Leave out the pictures, then return the records word for word.

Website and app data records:
+++

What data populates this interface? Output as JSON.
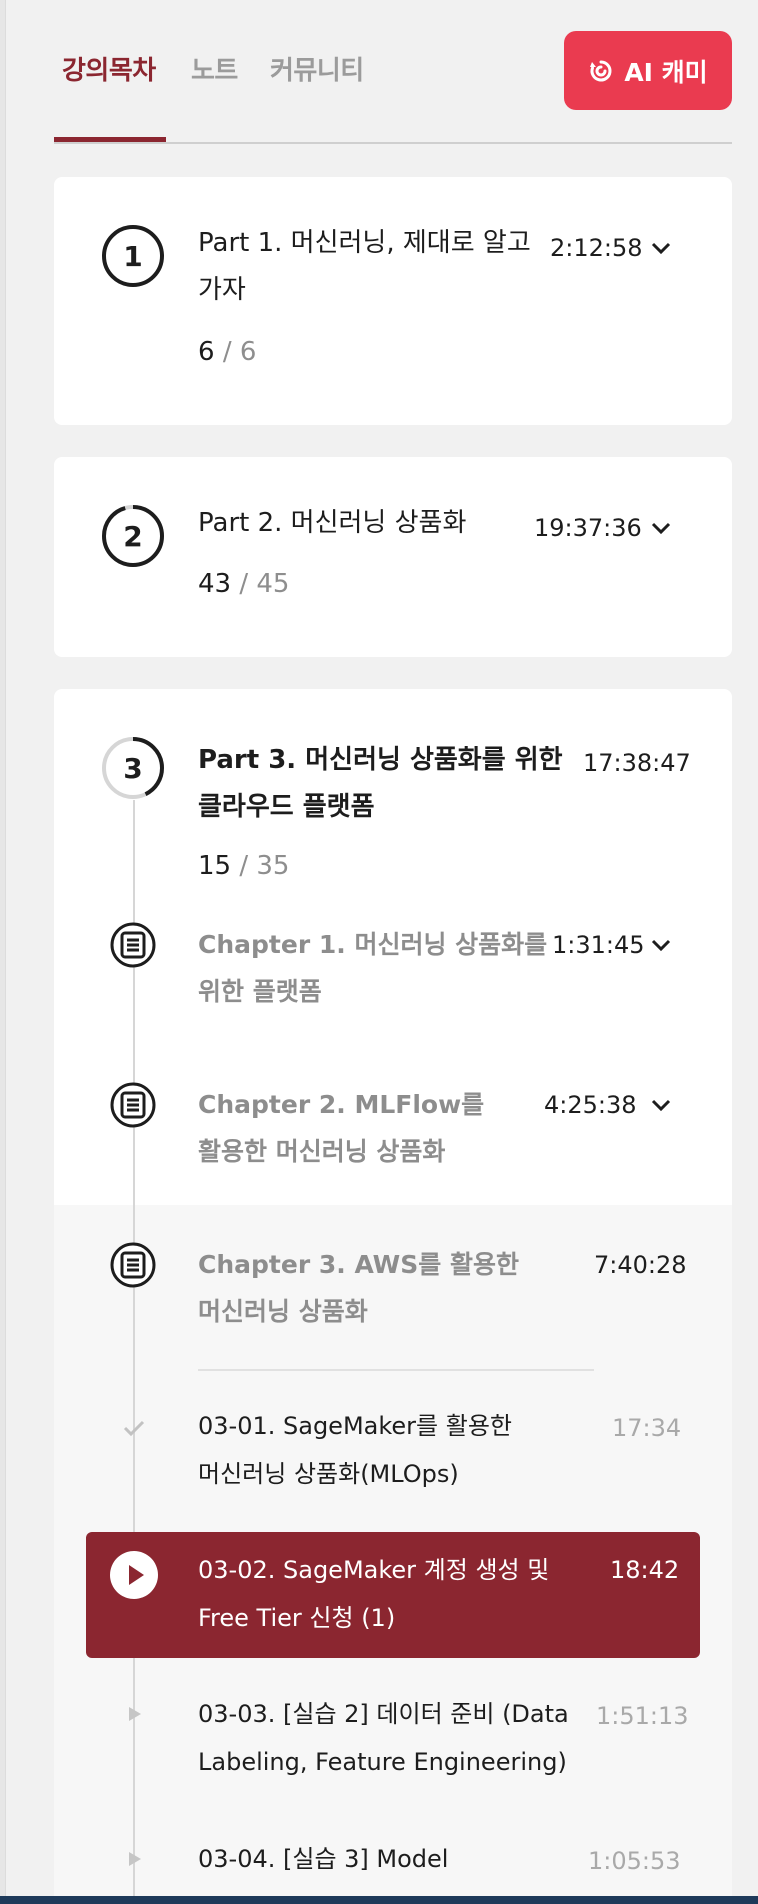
{
  "tabs": [
    {
      "label": "강의목차",
      "active": true
    },
    {
      "label": "노트",
      "active": false
    },
    {
      "label": "커뮤니티",
      "active": false
    }
  ],
  "ai_button": {
    "label": "AI 캐미",
    "icon": "ai-spiral-icon"
  },
  "parts": [
    {
      "number": "1",
      "title_line1": "Part 1. 머신러닝, 제대로 알고",
      "title_line2": "가자",
      "time": "2:12:58",
      "done": "6",
      "sep": "/",
      "total": "6"
    },
    {
      "number": "2",
      "title_line1": "Part 2. 머신러닝 상품화",
      "time": "19:37:36",
      "done": "43",
      "sep": "/",
      "total": "45"
    },
    {
      "number": "3",
      "title_line1": "Part 3. 머신러닝 상품화를 위한",
      "title_line2": "클라우드 플랫폼",
      "time": "17:38:47",
      "done": "15",
      "sep": "/",
      "total": "35"
    }
  ],
  "chapters": [
    {
      "prefix": "Chapter 1.",
      "line1": " 머신러닝 상품화를",
      "line2": "위한 플랫폼",
      "time": "1:31:45"
    },
    {
      "prefix": "Chapter 2.",
      "line1": " MLFlow를",
      "line2": "활용한 머신러닝 상품화",
      "time": "4:25:38"
    },
    {
      "prefix": "Chapter 3.",
      "line1": " AWS를 활용한",
      "line2": "머신러닝 상품화",
      "time": "7:40:28"
    }
  ],
  "lessons": [
    {
      "line1": "03-01. SageMaker를 활용한",
      "line2": "머신러닝 상품화(MLOps)",
      "time": "17:34",
      "status": "completed"
    },
    {
      "line1": "03-02. SageMaker 계정 생성 및",
      "line2": "Free Tier 신청 (1)",
      "time": "18:42",
      "status": "playing"
    },
    {
      "line1": "03-03. [실습 2] 데이터 준비 (Data",
      "line2": "Labeling, Feature Engineering)",
      "time": "1:51:13",
      "status": "pending"
    },
    {
      "line1": "03-04. [실습 3] Model",
      "time": "1:05:53",
      "status": "pending"
    }
  ],
  "colors": {
    "accent": "#8b2630",
    "ai_button": "#ea3b50",
    "muted": "#8e8e8e"
  }
}
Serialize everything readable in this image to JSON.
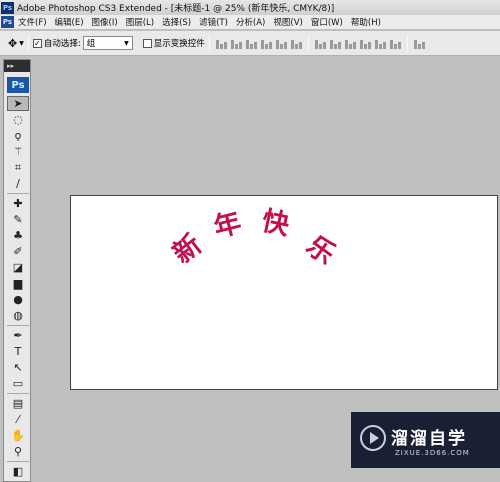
{
  "titlebar": {
    "title": "Adobe Photoshop CS3 Extended - [未标题-1 @ 25% (新年快乐, CMYK/8)]",
    "app_icon_text": "Ps"
  },
  "menubar": {
    "logo_text": "Ps",
    "items": [
      {
        "label": "文件(F)"
      },
      {
        "label": "编辑(E)"
      },
      {
        "label": "图像(I)"
      },
      {
        "label": "图层(L)"
      },
      {
        "label": "选择(S)"
      },
      {
        "label": "滤镜(T)"
      },
      {
        "label": "分析(A)"
      },
      {
        "label": "视图(V)"
      },
      {
        "label": "窗口(W)"
      },
      {
        "label": "帮助(H)"
      }
    ]
  },
  "options": {
    "tool_preset_icon": "move-icon",
    "auto_select_label": "自动选择:",
    "auto_select_checked": true,
    "auto_select_value": "组",
    "show_transform_label": "显示变换控件",
    "show_transform_checked": false
  },
  "toolbox": {
    "grip_text": "▸▸",
    "logo_text": "Ps"
  },
  "document": {
    "text": "新年快乐",
    "text_color": "#c0104f",
    "glyphs": [
      "新",
      "年",
      "快",
      "乐"
    ]
  },
  "watermark": {
    "name": "溜溜自学",
    "url": "ZIXUE.3D66.COM"
  }
}
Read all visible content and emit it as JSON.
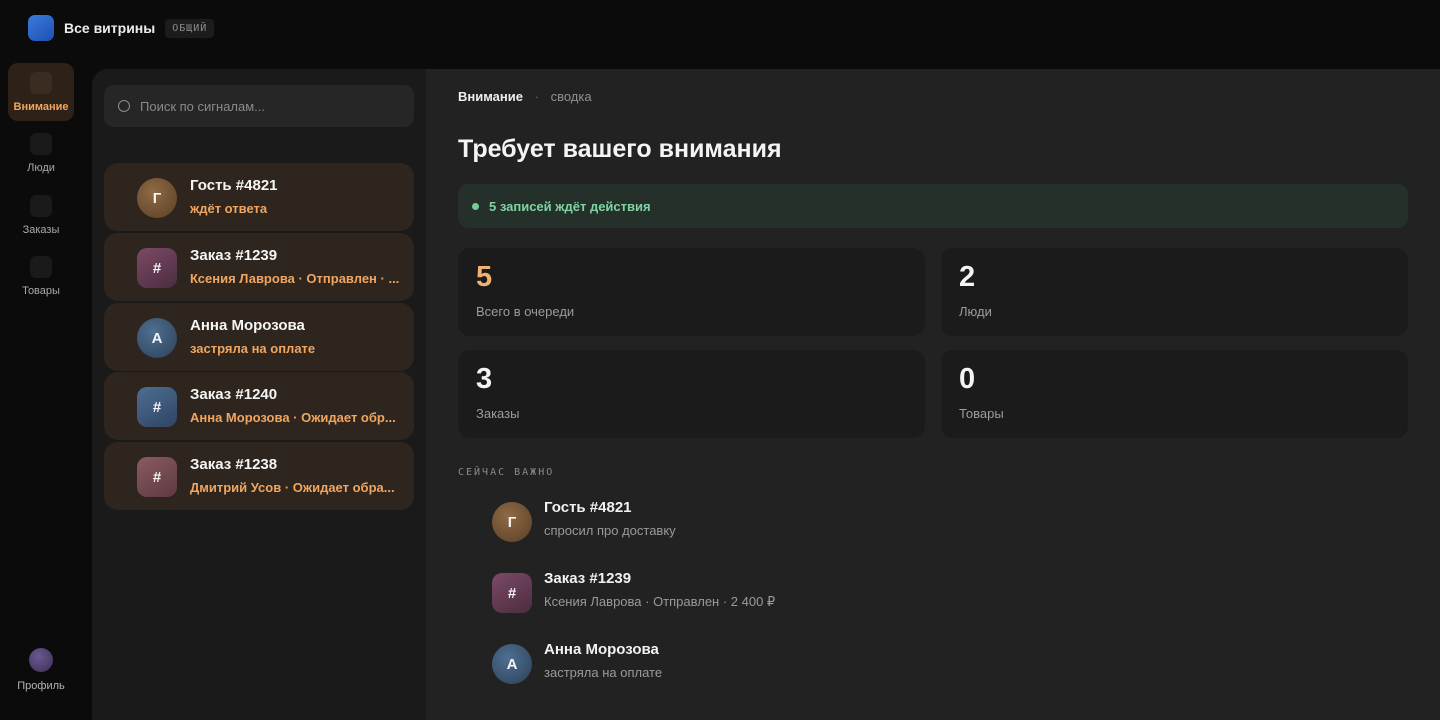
{
  "header": {
    "title": "Все витрины",
    "badge": "ОБЩИЙ"
  },
  "rail": {
    "items": [
      {
        "label": "Внимание",
        "active": true
      },
      {
        "label": "Люди",
        "active": false
      },
      {
        "label": "Заказы",
        "active": false
      },
      {
        "label": "Товары",
        "active": false
      }
    ],
    "profile_label": "Профиль"
  },
  "search": {
    "placeholder": "Поиск по сигналам..."
  },
  "signals": [
    {
      "avatar": "Г",
      "title": "Гость #4821",
      "subtitle": "ждёт ответа"
    },
    {
      "avatar": "#",
      "title": "Заказ #1239",
      "subtitle": "Ксения Лаврова · Отправлен · ..."
    },
    {
      "avatar": "А",
      "title": "Анна Морозова",
      "subtitle": "застряла на оплате"
    },
    {
      "avatar": "#",
      "title": "Заказ #1240",
      "subtitle": "Анна Морозова · Ожидает обр..."
    },
    {
      "avatar": "#",
      "title": "Заказ #1238",
      "subtitle": "Дмитрий Усов · Ожидает обра..."
    }
  ],
  "main": {
    "breadcrumb": {
      "current": "Внимание",
      "separator": "·",
      "parent": "сводка"
    },
    "title": "Требует вашего внимания",
    "alert": "5 записей ждёт действия",
    "stats": [
      {
        "value": "5",
        "label": "Всего в очереди"
      },
      {
        "value": "2",
        "label": "Люди"
      },
      {
        "value": "3",
        "label": "Заказы"
      },
      {
        "value": "0",
        "label": "Товары"
      }
    ],
    "section_label": "СЕЙЧАС ВАЖНО",
    "important": [
      {
        "avatar": "Г",
        "title": "Гость #4821",
        "subtitle": "спросил про доставку"
      },
      {
        "avatar": "#",
        "title": "Заказ #1239",
        "subtitle": "Ксения Лаврова · Отправлен · 2 400 ₽"
      },
      {
        "avatar": "А",
        "title": "Анна Морозова",
        "subtitle": "застряла на оплате"
      }
    ]
  },
  "colors": {
    "accent": "#f0a560",
    "success": "#7fd3a2",
    "background": "#0b0b0b",
    "panel": "#222222"
  }
}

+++

» **Response for this exercise**:
What data populates this interface? Output as JSON.
{
  "tabs": [
    {
      "label": "강의목차",
      "active": true
    },
    {
      "label": "노트",
      "active": false
    },
    {
      "label": "커뮤니티",
      "active": false
    }
  ],
  "ai_button": {
    "label": "AI 캐미",
    "icon": "ai-spiral-icon"
  },
  "parts": [
    {
      "number": "1",
      "title_line1": "Part 1. 머신러닝, 제대로 알고",
      "title_line2": "가자",
      "time": "2:12:58",
      "done": "6",
      "sep": "/",
      "total": "6"
    },
    {
      "number": "2",
      "title_line1": "Part 2. 머신러닝 상품화",
      "time": "19:37:36",
      "done": "43",
      "sep": "/",
      "total": "45"
    },
    {
      "number": "3",
      "title_line1": "Part 3. 머신러닝 상품화를 위한",
      "title_line2": "클라우드 플랫폼",
      "time": "17:38:47",
      "done": "15",
      "sep": "/",
      "total": "35"
    }
  ],
  "chapters": [
    {
      "prefix": "Chapter 1.",
      "line1": " 머신러닝 상품화를",
      "line2": "위한 플랫폼",
      "time": "1:31:45"
    },
    {
      "prefix": "Chapter 2.",
      "line1": " MLFlow를",
      "line2": "활용한 머신러닝 상품화",
      "time": "4:25:38"
    },
    {
      "prefix": "Chapter 3.",
      "line1": " AWS를 활용한",
      "line2": "머신러닝 상품화",
      "time": "7:40:28"
    }
  ],
  "lessons": [
    {
      "line1": "03-01. SageMaker를 활용한",
      "line2": "머신러닝 상품화(MLOps)",
      "time": "17:34",
      "status": "completed"
    },
    {
      "line1": "03-02. SageMaker 계정 생성 및",
      "line2": "Free Tier 신청 (1)",
      "time": "18:42",
      "status": "playing"
    },
    {
      "line1": "03-03. [실습 2] 데이터 준비 (Data",
      "line2": "Labeling, Feature Engineering)",
      "time": "1:51:13",
      "status": "pending"
    },
    {
      "line1": "03-04. [실습 3] Model",
      "time": "1:05:53",
      "status": "pending"
    }
  ],
  "colors": {
    "accent": "#8b2630",
    "ai_button": "#ea3b50",
    "muted": "#8e8e8e"
  }
}
Serialize everything readable in this image to JSON.
{
  "titlebar": {
    "title": "Adobe Photoshop CS3 Extended - [未标题-1 @ 25% (新年快乐, CMYK/8)]",
    "app_icon_text": "Ps"
  },
  "menubar": {
    "logo_text": "Ps",
    "items": [
      {
        "label": "文件(F)"
      },
      {
        "label": "编辑(E)"
      },
      {
        "label": "图像(I)"
      },
      {
        "label": "图层(L)"
      },
      {
        "label": "选择(S)"
      },
      {
        "label": "滤镜(T)"
      },
      {
        "label": "分析(A)"
      },
      {
        "label": "视图(V)"
      },
      {
        "label": "窗口(W)"
      },
      {
        "label": "帮助(H)"
      }
    ]
  },
  "options": {
    "tool_preset_icon": "move-icon",
    "auto_select_label": "自动选择:",
    "auto_select_checked": true,
    "auto_select_value": "组",
    "show_transform_label": "显示变换控件",
    "show_transform_checked": false
  },
  "toolbox": {
    "grip_text": "▸▸",
    "logo_text": "Ps"
  },
  "document": {
    "text": "新年快乐",
    "text_color": "#c0104f",
    "glyphs": [
      "新",
      "年",
      "快",
      "乐"
    ]
  },
  "watermark": {
    "name": "溜溜自学",
    "url": "ZIXUE.3D66.COM"
  }
}
Read all visible content and emit it as JSON.
{
  "header": {
    "title": "Все витрины",
    "badge": "ОБЩИЙ"
  },
  "rail": {
    "items": [
      {
        "label": "Внимание",
        "active": true
      },
      {
        "label": "Люди",
        "active": false
      },
      {
        "label": "Заказы",
        "active": false
      },
      {
        "label": "Товары",
        "active": false
      }
    ],
    "profile_label": "Профиль"
  },
  "search": {
    "placeholder": "Поиск по сигналам..."
  },
  "signals": [
    {
      "avatar": "Г",
      "title": "Гость #4821",
      "subtitle": "ждёт ответа"
    },
    {
      "avatar": "#",
      "title": "Заказ #1239",
      "subtitle": "Ксения Лаврова · Отправлен · ..."
    },
    {
      "avatar": "А",
      "title": "Анна Морозова",
      "subtitle": "застряла на оплате"
    },
    {
      "avatar": "#",
      "title": "Заказ #1240",
      "subtitle": "Анна Морозова · Ожидает обр..."
    },
    {
      "avatar": "#",
      "title": "Заказ #1238",
      "subtitle": "Дмитрий Усов · Ожидает обра..."
    }
  ],
  "main": {
    "breadcrumb": {
      "current": "Внимание",
      "separator": "·",
      "parent": "сводка"
    },
    "title": "Требует вашего внимания",
    "alert": "5 записей ждёт действия",
    "stats": [
      {
        "value": "5",
        "label": "Всего в очереди"
      },
      {
        "value": "2",
        "label": "Люди"
      },
      {
        "value": "3",
        "label": "Заказы"
      },
      {
        "value": "0",
        "label": "Товары"
      }
    ],
    "section_label": "СЕЙЧАС ВАЖНО",
    "important": [
      {
        "avatar": "Г",
        "title": "Гость #4821",
        "subtitle": "спросил про доставку"
      },
      {
        "avatar": "#",
        "title": "Заказ #1239",
        "subtitle": "Ксения Лаврова · Отправлен · 2 400 ₽"
      },
      {
        "avatar": "А",
        "title": "Анна Морозова",
        "subtitle": "застряла на оплате"
      }
    ]
  },
  "colors": {
    "accent": "#f0a560",
    "success": "#7fd3a2",
    "background": "#0b0b0b",
    "panel": "#222222"
  }
}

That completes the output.